In 1944, “Meal Parade, Hamilton Trades School” (n.d) tied for second prize at the National Gallery’s Canadian Army Art Show, which helped her receive the appointment as a war artist––the only woman who earned this designation. As women were not allowed on the active war front, Bobak was transferred to London, England, six weeks after Victory Day to document the aftermath of the war.

After leaving the military, Bobak settled with her husband Bruno, in Vancouver. After the move, Bobak had little time to paint as she was teaching night courses at the Vancouver School of Art and tending to her children. After earning a French scholarship in 1950, Bobak, her husband, and their two children traveled to Paris where she experienced the works of modernist painters like Cézanne and Matisse. Cézanne’s work in particular influenced Bobak’s art, which can be seen in the geometric organization of “A Bakership, Saint-Léonard” (1951) and “The Saint Ives Train” (1951). Throughout the late 1950s, the Bobaks spent much of their time in Europe after receiving funding from the Canada Council for the Arts.

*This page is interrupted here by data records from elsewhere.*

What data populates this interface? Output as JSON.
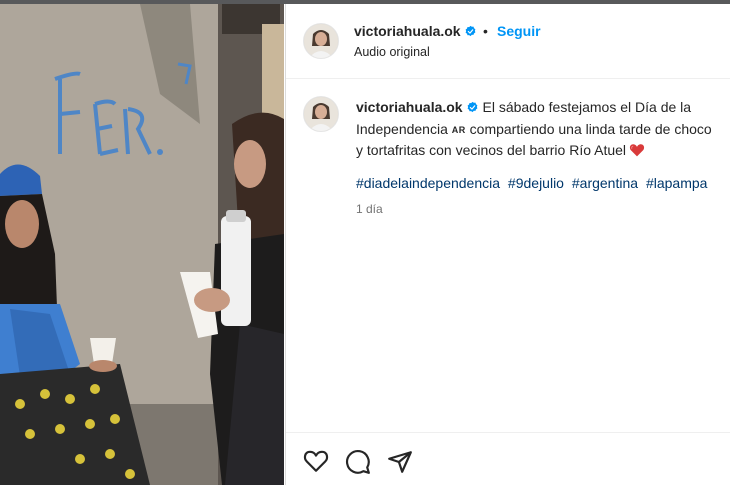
{
  "colors": {
    "accent": "#0095f6",
    "hashtag": "#00376b",
    "text": "#262626",
    "muted": "#737373",
    "verified": "#0095f6",
    "heart": "#d93a3a"
  },
  "post": {
    "image_description_icon": "photo-of-people-drinking-from-cups",
    "header": {
      "username": "victoriahuala.ok",
      "verified_icon": "verified-badge-icon",
      "separator": "•",
      "follow_label": "Seguir",
      "audio": "Audio original"
    },
    "caption": {
      "username": "victoriahuala.ok",
      "line1": "El sábado festejamos el Día de la",
      "line2_a": "Independencia",
      "flag_text": "AR",
      "line2_b": "compartiendo una linda tarde de choco",
      "line3": "y tortafritas con vecinos del barrio Río Atuel",
      "emoji_icon": "red-heart-icon"
    },
    "hashtags": [
      "#diadelaindependencia",
      "#9dejulio",
      "#argentina",
      "#lapampa"
    ],
    "time": "1 día",
    "actions": {
      "like_icon": "heart-outline-icon",
      "comment_icon": "comment-bubble-icon",
      "share_icon": "paper-plane-icon"
    }
  }
}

“In 1961, issue 71 of Canadian Art, a survey of 24 Canadian artists appeared, which included her photo, works, and comments written by Robert Fulford. Joan Lowndes in 1963 noted fewer flower pieces and more bustling cityscapes, outdoor activities and scenes with crowds of people in her work and linked her in this way to Pegi Nicol MacLeod. Making particular reference to her paintings of pubs she described this work in the following words ‘Only the figures in the foreground are silhouetted, in a heavier, more emphatic line and in new, high-keyed red orange. They recede into mere ovals, then into a haze of off-white and pink, which we readily translate into cigarette smoke, chatter, joviality . . . Molly Bobak powerfully projects an atmosphere’. This is perhaps the most essential quality of her work.”

After returning to Canada in 1961, Bobak was included in the second and third Canadian Biennales. Bobak exhibited frequently at the Beaverbrook Art Gallery, the University Art Centre in Fredericton, and throughout other public locations in the Maritimes. In 1973, Bobak was elected into the Royal Canadian Academy of Arts, and in 1995 she was chosen to receive the Order of Canada. In 1993, the MacKenzie Art Gallery in Regina, Saskatchewan presented a major exhibition of Bobak’s work that toured to Ottawa, St. John’s, and Fredericton.

“Though she favoured watercolours, Bobak also worked in oils, conte and charcoal, working in an impressionistic style more concerned with capturing the essence of the scene rather than the details of her subject matter. Molly Lamb Bobak stopped painting at the age of 84 when her eyesight began to deteriorate and she passed away in 2014. Bobak's work can be found in the collections of the National Gallery of Canada, the Canadian War Museum, the Art Gallery of Greater Victoria, the Glenbow Museum, the Beaverbrook Art Gallery, the Military Museums of Alberta, and the Art Gallery of Alberta.”

Literature Sources:
"A Dictionary of Canadian Artists, Volume I: A-F", compiled by Colin S. MacDonald, Canadian Paperbacks Publishing Ltd, Ottawa, 1977
Gewurtz, Michelle. Molly Lamb Bobak: Life and Work. Toronto: Art Institute of Canada, 2018 (https://aci-iac.ca/art-books/molly-lamb-bobak)

We extend our thanks to Danie Klein, York University graduate student in art history, for writing and contributing this artist biography (with passages quoted from “A Dictionary of Canadian Artists).